▶ SOURCE DATA:

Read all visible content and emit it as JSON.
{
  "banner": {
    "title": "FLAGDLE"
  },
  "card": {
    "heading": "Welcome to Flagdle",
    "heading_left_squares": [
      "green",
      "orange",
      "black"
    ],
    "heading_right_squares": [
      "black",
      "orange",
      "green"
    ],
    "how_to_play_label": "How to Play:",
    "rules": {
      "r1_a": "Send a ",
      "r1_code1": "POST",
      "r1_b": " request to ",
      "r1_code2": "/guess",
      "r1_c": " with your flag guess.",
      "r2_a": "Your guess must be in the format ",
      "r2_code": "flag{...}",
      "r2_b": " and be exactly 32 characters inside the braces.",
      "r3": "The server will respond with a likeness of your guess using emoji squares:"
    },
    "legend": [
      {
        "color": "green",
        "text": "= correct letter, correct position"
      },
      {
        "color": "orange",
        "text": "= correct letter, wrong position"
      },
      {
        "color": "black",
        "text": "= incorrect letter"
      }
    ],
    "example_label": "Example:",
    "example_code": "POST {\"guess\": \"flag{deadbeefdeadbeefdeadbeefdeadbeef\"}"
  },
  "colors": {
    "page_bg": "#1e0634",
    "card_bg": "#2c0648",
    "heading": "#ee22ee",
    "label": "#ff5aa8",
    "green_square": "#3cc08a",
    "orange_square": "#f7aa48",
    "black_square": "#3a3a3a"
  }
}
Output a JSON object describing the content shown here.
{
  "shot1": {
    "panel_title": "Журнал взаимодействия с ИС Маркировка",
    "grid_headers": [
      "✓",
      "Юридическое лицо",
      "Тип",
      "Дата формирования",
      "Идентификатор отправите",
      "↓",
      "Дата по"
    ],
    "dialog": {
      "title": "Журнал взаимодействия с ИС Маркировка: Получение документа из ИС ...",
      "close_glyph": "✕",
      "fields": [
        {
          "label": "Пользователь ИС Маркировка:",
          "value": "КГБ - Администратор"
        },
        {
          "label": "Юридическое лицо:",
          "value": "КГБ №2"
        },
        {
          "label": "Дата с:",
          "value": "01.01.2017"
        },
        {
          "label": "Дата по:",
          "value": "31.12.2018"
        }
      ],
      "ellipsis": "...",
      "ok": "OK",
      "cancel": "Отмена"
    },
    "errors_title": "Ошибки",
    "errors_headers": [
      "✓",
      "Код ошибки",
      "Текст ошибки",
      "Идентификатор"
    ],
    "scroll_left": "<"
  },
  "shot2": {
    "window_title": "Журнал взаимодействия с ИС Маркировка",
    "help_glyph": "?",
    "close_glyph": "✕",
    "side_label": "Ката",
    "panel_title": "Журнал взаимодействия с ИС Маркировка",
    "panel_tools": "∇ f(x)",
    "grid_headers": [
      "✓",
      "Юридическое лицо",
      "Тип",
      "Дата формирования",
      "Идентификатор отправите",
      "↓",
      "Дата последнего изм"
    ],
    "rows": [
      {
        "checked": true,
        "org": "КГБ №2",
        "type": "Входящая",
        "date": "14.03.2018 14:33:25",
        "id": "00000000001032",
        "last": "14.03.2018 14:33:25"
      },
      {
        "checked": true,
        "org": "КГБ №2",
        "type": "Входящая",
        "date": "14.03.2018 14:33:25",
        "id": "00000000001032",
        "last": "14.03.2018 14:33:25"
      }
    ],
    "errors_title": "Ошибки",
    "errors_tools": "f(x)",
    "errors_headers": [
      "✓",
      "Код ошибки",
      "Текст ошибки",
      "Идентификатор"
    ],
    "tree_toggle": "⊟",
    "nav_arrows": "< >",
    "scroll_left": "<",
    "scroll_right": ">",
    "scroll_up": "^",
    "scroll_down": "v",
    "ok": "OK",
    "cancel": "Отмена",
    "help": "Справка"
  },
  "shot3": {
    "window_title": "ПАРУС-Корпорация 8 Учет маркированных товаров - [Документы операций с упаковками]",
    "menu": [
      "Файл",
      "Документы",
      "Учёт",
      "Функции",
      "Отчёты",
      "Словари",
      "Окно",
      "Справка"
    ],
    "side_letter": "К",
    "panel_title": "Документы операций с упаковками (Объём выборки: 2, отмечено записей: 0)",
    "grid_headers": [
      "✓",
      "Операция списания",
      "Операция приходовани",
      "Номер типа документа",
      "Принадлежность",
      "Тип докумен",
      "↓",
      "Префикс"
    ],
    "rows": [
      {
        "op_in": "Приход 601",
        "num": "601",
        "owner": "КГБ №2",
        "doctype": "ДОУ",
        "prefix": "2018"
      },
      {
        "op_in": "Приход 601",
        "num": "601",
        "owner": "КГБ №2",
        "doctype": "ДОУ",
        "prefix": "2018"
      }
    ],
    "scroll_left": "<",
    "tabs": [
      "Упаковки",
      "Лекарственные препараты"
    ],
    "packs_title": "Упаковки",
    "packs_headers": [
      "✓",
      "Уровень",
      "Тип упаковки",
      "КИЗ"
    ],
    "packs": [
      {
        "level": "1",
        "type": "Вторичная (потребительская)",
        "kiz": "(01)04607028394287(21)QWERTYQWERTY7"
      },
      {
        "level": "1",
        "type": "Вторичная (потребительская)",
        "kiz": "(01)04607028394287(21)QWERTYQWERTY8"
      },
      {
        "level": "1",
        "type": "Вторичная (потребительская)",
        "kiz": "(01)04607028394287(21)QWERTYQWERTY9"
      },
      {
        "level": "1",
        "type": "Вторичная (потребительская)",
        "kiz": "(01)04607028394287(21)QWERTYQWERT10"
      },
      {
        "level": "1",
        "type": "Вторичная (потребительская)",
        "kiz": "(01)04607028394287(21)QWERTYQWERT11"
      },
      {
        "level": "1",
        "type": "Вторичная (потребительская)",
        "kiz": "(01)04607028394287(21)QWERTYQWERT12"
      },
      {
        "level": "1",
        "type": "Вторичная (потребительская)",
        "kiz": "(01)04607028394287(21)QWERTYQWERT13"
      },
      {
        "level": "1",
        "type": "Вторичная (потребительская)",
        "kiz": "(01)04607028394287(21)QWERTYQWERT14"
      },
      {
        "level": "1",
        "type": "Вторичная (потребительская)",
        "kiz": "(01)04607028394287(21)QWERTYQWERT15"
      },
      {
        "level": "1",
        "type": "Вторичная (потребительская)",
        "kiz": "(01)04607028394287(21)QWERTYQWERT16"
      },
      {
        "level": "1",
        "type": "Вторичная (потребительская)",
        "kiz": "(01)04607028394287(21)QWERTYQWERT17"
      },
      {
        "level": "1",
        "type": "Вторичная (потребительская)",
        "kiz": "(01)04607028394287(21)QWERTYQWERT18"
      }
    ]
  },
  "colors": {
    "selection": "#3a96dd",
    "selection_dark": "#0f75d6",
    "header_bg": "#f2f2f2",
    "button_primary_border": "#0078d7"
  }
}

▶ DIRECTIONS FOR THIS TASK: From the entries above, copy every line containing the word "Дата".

▶ RESPONSE BELOW:
      "Дата формирования",
      "Дата по"
          "label": "Дата с:",
          "label": "Дата по:",
      "Дата формирования",
      "Дата последнего изм"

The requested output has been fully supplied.